(CN) - Reinstating charges over the murder of puppies and other animals, the 5th Circuit said "animal crush" fetish videos are not protected free speech.
The ruling Friday reverses the dismissal
in Houston, Texas, of five charges against Ashley Nicole Richards, 23, and Brent Justice, 52, under the Animal Crush Video Prohibition Act of 2010.
Prosecutors allege a scantily clad Richards can be seen in approximately eight videos torturing and killing puppies, chickens and kittens.
In dismissing some counts last year, U.S. District Judge Sim Lake deemed the law too broad and unconstitutional. He refused to drop two remaining charges under federal obscenity laws.
A three-judge appellate panel in New Orleans reinstated the charges under the animal-crush law after finding the constitutional because it focuses on the "secondary effect" of limiting animal cruelty rather than the content of the speech.
"The other element that occurs in animal crush videos and which warrants a higher punishment than simple obscenity is that it involves the intentional torture or pain to a living animal," Judge Stephen Higginson wrote for the court. "Congress finds this combination deplorable and worthy of special punishment."
There is also reasonable tailoring in the law for the "significant interest" Congress has in preventing the secondary effects, the 14-page opinion states.
The words "wounded" and "killed" are not included, which troubled previous courts because they may not imply cruelty and could include activities such as hunting, according to the ruling.
Proof of obscenity is also required in the law, which spells out exceptions for veterinary or agricultural husbandry practices, as well as killing for food, hunting, trapping and fishing, the court found.

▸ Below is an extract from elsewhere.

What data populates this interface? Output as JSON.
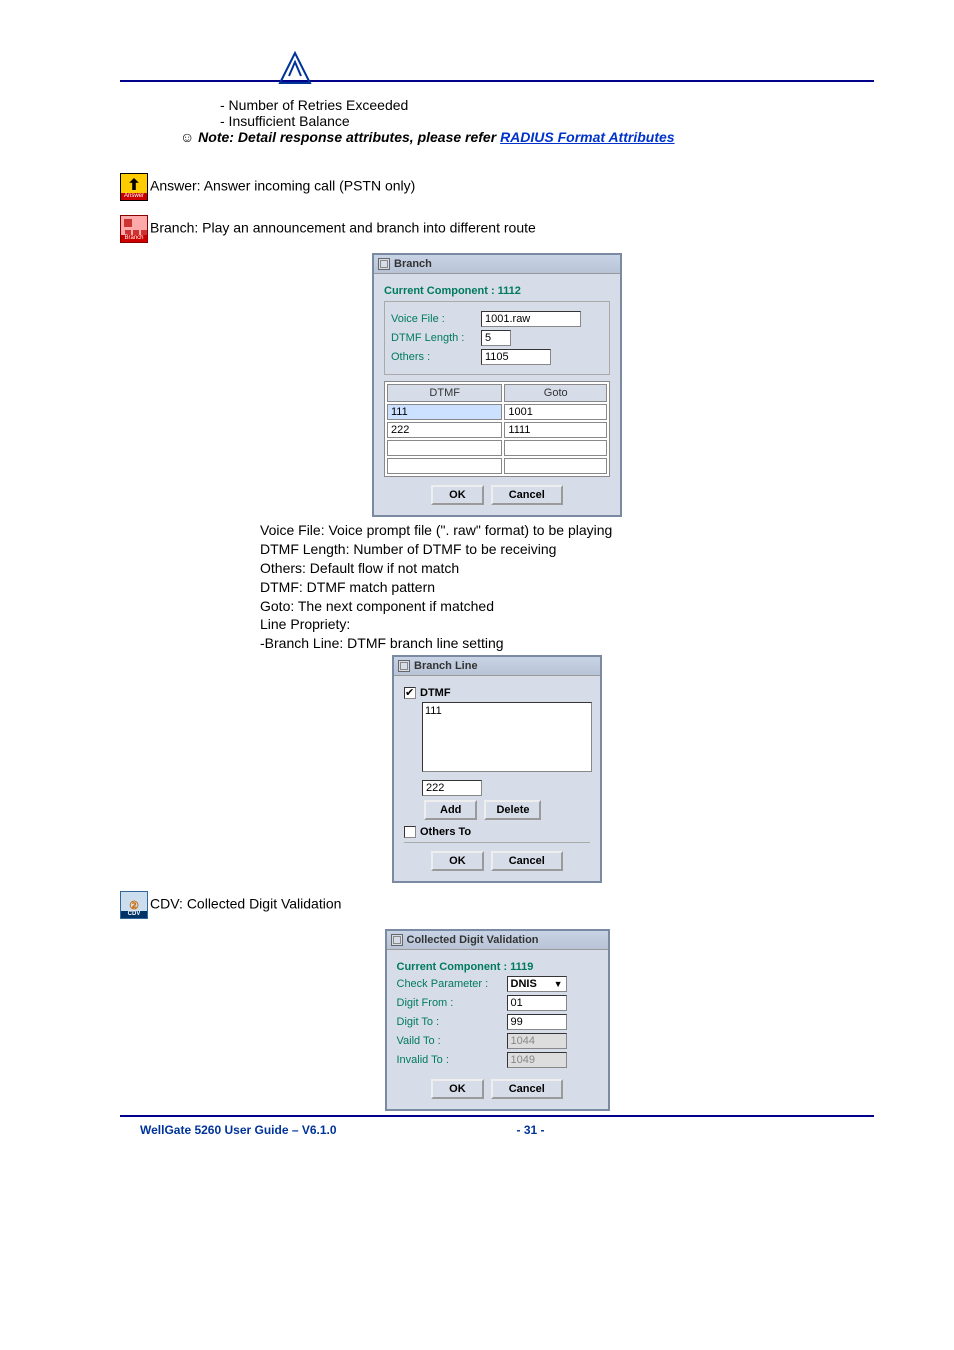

The law "thus is narrow and tailored to target unprotected speech that requires the wanton torture and killing of animals," Higginson wrote. "We hold [the law] is a permissible regulation of a subset of proscribable speech."
Richards has already pleaded guilty to three state counts of animal cruelty, the Houston Chronicle reported. She was sentenced to 10 years in state prison. Justice was also charged by the state with animal cruelty and remains in the Harris County Jail in lieu of $50,000 bail.